- [Problem statement]:
Search the records below for the string "folders", and report each line that contains it.

- [Material provided]:

"""

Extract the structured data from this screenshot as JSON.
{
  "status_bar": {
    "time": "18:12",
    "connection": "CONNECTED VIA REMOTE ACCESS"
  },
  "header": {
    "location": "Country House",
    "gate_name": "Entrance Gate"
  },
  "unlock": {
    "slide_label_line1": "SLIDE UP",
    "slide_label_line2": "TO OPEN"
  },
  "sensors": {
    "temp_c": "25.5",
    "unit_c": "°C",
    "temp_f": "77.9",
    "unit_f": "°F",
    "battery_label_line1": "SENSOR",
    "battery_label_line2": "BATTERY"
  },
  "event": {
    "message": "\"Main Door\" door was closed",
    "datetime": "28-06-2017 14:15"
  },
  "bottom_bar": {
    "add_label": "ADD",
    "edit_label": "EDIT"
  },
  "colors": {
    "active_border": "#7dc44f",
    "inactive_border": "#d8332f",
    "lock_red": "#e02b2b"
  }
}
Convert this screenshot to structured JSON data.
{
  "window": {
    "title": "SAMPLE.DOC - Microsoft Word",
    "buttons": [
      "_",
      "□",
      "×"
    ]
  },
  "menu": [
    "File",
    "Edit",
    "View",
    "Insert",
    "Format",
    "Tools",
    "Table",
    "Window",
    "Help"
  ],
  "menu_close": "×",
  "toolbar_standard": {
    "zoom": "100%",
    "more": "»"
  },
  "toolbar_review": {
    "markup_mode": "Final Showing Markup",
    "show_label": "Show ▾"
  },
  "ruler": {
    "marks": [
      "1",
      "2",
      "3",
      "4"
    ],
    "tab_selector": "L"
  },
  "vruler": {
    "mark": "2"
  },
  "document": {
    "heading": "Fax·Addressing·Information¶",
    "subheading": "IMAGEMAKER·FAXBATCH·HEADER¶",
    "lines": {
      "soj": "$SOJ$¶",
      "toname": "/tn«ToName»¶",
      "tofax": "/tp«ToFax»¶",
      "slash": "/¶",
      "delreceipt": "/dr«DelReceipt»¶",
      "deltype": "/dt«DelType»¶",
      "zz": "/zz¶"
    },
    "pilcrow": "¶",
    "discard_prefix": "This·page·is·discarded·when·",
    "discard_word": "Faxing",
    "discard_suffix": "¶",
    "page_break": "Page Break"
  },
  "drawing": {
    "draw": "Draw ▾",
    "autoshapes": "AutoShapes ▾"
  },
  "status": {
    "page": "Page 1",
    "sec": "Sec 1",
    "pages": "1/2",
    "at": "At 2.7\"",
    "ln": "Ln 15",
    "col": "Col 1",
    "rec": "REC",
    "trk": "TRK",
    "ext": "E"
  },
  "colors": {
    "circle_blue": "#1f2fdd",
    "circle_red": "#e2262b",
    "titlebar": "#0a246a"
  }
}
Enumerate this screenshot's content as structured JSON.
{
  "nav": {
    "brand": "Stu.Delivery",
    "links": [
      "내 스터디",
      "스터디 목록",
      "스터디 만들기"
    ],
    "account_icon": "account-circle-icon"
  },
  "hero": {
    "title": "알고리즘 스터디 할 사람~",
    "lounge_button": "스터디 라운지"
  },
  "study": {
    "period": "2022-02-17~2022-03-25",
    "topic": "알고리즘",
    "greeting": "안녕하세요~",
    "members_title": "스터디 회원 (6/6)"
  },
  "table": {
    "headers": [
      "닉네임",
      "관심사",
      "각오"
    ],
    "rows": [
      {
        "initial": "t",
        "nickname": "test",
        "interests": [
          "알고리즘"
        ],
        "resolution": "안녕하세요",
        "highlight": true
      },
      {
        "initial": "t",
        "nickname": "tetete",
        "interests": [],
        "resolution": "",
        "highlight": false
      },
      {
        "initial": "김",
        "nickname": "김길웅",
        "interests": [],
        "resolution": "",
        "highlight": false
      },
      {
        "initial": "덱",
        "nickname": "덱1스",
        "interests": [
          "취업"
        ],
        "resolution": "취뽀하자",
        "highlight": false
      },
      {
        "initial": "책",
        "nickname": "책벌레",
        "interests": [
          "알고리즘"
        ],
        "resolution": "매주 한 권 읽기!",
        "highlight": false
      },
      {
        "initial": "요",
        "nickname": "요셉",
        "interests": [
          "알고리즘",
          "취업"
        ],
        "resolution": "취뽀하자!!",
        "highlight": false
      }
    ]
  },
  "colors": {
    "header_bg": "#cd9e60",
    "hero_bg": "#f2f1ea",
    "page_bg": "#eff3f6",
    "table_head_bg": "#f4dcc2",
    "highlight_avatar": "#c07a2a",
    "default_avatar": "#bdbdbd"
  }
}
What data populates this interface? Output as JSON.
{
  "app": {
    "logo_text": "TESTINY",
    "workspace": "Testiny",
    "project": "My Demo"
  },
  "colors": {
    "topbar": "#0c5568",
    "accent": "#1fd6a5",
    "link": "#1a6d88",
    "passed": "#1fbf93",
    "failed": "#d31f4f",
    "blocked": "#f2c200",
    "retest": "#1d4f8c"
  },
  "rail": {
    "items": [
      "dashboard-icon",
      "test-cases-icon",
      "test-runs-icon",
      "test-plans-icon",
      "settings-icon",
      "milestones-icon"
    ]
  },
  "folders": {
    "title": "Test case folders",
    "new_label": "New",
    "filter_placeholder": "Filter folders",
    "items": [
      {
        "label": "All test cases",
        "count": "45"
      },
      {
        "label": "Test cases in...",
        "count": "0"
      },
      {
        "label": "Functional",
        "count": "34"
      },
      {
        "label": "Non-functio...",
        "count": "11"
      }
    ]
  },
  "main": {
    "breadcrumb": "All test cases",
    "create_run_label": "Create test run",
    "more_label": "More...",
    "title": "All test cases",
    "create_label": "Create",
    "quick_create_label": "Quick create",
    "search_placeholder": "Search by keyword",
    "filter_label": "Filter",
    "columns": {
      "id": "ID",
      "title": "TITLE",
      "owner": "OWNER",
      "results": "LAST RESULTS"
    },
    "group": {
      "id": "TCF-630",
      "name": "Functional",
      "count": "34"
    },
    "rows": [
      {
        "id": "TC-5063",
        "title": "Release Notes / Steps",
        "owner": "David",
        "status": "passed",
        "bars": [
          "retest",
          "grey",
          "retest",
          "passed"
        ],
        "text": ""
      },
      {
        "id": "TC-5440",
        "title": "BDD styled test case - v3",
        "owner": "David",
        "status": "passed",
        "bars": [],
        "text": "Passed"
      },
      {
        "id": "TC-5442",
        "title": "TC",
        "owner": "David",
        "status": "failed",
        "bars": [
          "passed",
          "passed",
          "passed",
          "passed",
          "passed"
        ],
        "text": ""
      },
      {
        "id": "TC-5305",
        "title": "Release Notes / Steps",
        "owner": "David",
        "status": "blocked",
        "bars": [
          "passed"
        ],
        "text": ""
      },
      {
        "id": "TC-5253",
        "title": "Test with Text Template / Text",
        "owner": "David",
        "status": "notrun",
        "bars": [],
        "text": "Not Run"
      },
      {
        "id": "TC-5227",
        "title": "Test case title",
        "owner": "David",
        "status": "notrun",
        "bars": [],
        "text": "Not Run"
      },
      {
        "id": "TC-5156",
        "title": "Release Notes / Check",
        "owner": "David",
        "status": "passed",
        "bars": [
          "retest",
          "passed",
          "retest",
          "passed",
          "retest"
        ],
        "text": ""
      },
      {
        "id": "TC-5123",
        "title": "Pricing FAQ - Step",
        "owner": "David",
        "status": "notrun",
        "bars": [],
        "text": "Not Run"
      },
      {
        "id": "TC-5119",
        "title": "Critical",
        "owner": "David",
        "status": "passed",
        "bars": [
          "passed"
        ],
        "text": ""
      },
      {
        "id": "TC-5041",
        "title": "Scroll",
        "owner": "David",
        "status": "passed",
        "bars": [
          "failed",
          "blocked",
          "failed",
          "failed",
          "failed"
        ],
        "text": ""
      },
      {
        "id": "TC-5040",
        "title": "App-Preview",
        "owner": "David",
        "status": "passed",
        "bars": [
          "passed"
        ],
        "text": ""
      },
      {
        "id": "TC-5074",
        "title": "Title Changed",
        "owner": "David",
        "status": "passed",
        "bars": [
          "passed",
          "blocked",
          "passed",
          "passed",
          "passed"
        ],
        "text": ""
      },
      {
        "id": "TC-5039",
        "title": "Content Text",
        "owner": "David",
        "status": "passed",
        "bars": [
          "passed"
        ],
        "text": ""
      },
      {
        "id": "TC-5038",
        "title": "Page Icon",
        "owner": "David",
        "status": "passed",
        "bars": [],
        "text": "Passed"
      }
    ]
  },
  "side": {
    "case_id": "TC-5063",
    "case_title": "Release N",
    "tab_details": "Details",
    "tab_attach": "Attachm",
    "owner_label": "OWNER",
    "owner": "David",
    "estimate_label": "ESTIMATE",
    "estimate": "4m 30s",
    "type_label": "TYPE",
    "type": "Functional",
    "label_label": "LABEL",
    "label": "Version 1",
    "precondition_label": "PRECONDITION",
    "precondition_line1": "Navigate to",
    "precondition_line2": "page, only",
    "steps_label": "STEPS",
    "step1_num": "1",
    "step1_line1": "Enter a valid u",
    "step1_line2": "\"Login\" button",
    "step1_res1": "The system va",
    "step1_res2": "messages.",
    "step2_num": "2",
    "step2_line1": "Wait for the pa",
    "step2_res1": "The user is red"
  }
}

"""

- [Result]:
  "folders": {
    "title": "Test case folders",
    "filter_placeholder": "Filter folders",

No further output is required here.